In an exclusive interview recently with Airways, Mark Drusch, SVP of Revenue Management, Alliances and Strategy at QR described the airline’s return to Atlanta and the reasons behind the move.
Why QR Is Returning to ATL
Primarily, of course, is the potential customer base. With Atlanta’s booming economy and constantly growing population, there is a large group of people who wish to return home to visit loved ones left behind in Africa, the Middle East, and Southeast Asia. Mr. Drusch pointed out the large Kenyan and Ethiopian populations in Atlanta in particular as customers the airline may focus on.
Obviously, too, despite the repatriation efforts of some national airlines, the pandemic stranded a great number of people here in the US. Now, as countries reopen, Qatar thinks there will be significant group of those who wish to travel home.
The nonstop flights will provide the fastest and easiest flight to the DOH hub from which passengers can easily connect to final destinations in the Middle East, the Indian subcontinent, or Africa. Drusch also states that QR is the most convenient option for travelers heading to Southeast Asia, particularly Bangladesh, Nepal, Pakistan, and even markets like Iran and Iraq.
Qatar feels that other airlines flying into ATL do not adequately serve these populations and that it knows better than others how to reach out in culturally appropriate ways to communicate with those communities and reach potential passengers. The airline hopes those travelers will know that QR understands them and can conveniently get them where they need to go.
Other airlines may have abandoned these populations, and QR is ready to fill that gap.
During our talk, Mr. Drusch repeatedly emphasized that QR is providing the only nonstop service to Doha from ATL, that the flights will run using the new and highly efficient eco-friendly Airbus A350-900 aircraft, and that passengers can choose the luxury of the award-winning Q Suite Business class. A sliding door fully encloses the Q Suite. That means that it isolates its passengers from everyone else in the cabin so that they will not have to wear a mask during the trip.

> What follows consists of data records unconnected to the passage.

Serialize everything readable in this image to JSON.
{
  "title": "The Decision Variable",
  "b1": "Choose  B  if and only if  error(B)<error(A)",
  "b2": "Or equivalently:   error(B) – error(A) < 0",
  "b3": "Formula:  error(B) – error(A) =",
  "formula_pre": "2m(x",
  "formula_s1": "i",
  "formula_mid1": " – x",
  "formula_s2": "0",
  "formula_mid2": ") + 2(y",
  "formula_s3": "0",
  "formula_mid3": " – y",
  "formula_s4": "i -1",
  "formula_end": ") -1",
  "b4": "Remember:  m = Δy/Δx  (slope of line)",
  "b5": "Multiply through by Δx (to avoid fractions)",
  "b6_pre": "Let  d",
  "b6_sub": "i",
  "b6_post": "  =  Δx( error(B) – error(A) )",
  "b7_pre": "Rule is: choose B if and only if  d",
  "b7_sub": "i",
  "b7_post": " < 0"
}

The airline will use an ultraviolet light system created by Honeywell to kill 99.99% of viruses and bacteria in the cabin. It will also use other protocols, such as flight attendants wearing face shields, for additional protection.
As with its other endeavors, QR feels that it is at the leading edge of COVID-19 safety and is adequately protecting both passengers and crew from the virus. Passengers should not worry about contracting coronavirus while flying the airline.
Travelers should keep in mind, though, to understand the COVID-19 protocols and quarantine restrictions that may be in place at their ultimate destination.
Another advantage for passengers flying these routes is Hamad International Airport itself. DOH is currently ranked as the third-best airport in the world and number one in the Middle East.
Mr. Dursch says travelers arriving on QR can quickly and easily connect to their next flight in the modern traveler-friendly airport. Connections from DOH offer passengers nonstop service to dozens of locations throughout the Middle East, Asia, and Africa, and Southeast Asia.
Qatar Airways currently has the largest fleet of A350s, totaling 52 with 34 of the smaller A350-900 and 18 of the A350-1000. It also has one of the youngest fleets of any airline, with an average aircraft age of around 7 years.
Featured image: Qatar Airways A350 – Photo: Noah Pitkin/Airways